This may include some strange alliances, but has strong electoral prospects. It will be composed of Jorge Enrique Robledo (MOIR), Sergio Fajardo (Independent), Claudia López (Green Alliance), Clara López (Independent), Humberto de la Calle (Liberal), Juan Manuel Galán , Roy Barreras (U) and Mauricio Cárdenas. All of them are defenders of the Havana agreement and faithfully represent the president’s thinking.
Composed of the most ambiguous candidates in the political spectrum, Germán Vargas Lleras and Juan Carlos Pinzón, they do not seem to have many electoral options, and will be punished at the polls for their lack of definition and clarity. Vargas as vice president neither supported nor opposed the Santos-FARC Agreement, and it will cost him. Pinzón, for his part, occupied the Ministry of Defense and was Ambassador of Colombia to the United States, so it is difficult to believe in his opportune separation from the current administration.
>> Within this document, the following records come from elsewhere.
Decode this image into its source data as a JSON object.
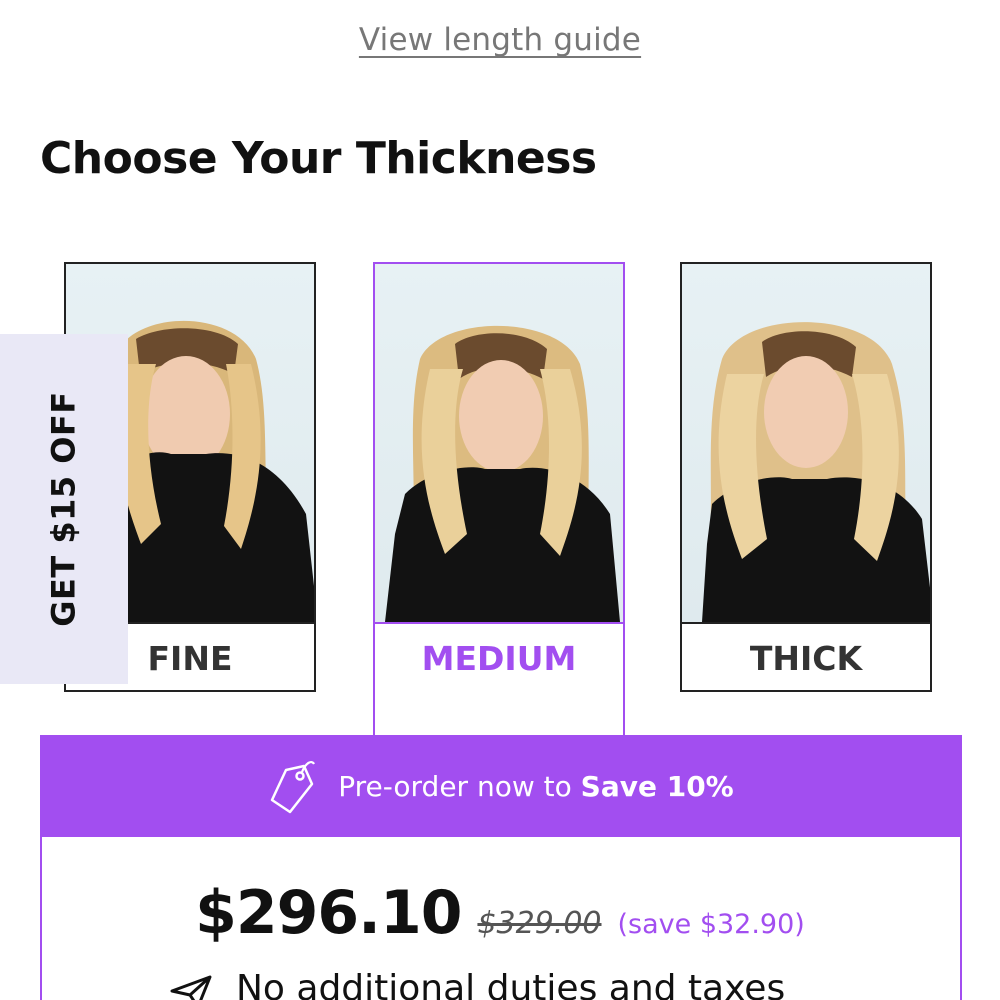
{
  "length_guide_link": "View length guide",
  "section_title": "Choose Your Thickness",
  "thickness_options": [
    {
      "label": "FINE",
      "selected": false
    },
    {
      "label": "MEDIUM",
      "selected": true
    },
    {
      "label": "THICK",
      "selected": false
    }
  ],
  "promo_tab": "GET $15 OFF",
  "preorder": {
    "text": "Pre-order now to ",
    "bold": "Save 10%"
  },
  "price": {
    "current": "$296.10",
    "original": "$329.00",
    "savings": "(save $32.90)"
  },
  "duties_text": "No additional duties and taxes",
  "colors": {
    "accent": "#a24ef0",
    "promo_tab_bg": "#e9e8f6",
    "photo_bg": "#e4eef2"
  }
}
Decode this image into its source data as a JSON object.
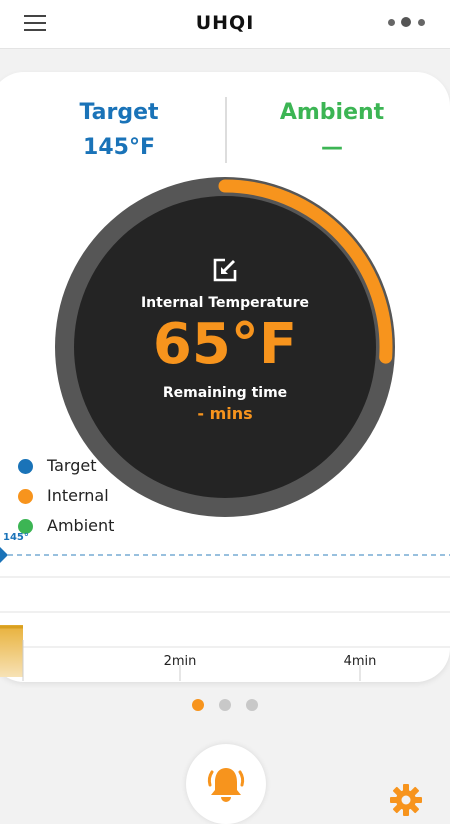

The Great Republican Alliance – thus termed by Rafael Nieto Loaiza – seems to be the most homogeneous and solid. It exists in reality, and not merely for purposes of political convenience. It will include the experienced opposition politicians: Álvaro Uribe Vélez, Andrés Pastrana Arango, Alejandro Ordóñez Maldonado, Marta Lucía Ramírez, Luis Alfredo Ramos, Óscar Iván Zuluaga and Jaime Castro. These veterans will also count on the support of Iván Duque, María del Rosario Guerra, Carlos Holmes Trujillo, Paloma Valencia and Rafael Nieto Loaiza, the great surprise and promise of what we could now call “conservative-uribismo.”
Jair Pena is a student of Political Science, opinion columnist, analyst and political advisor. He is a a director of the citizen movement Acción Republicana and member of New Democracy (Civic Platform). ProVida.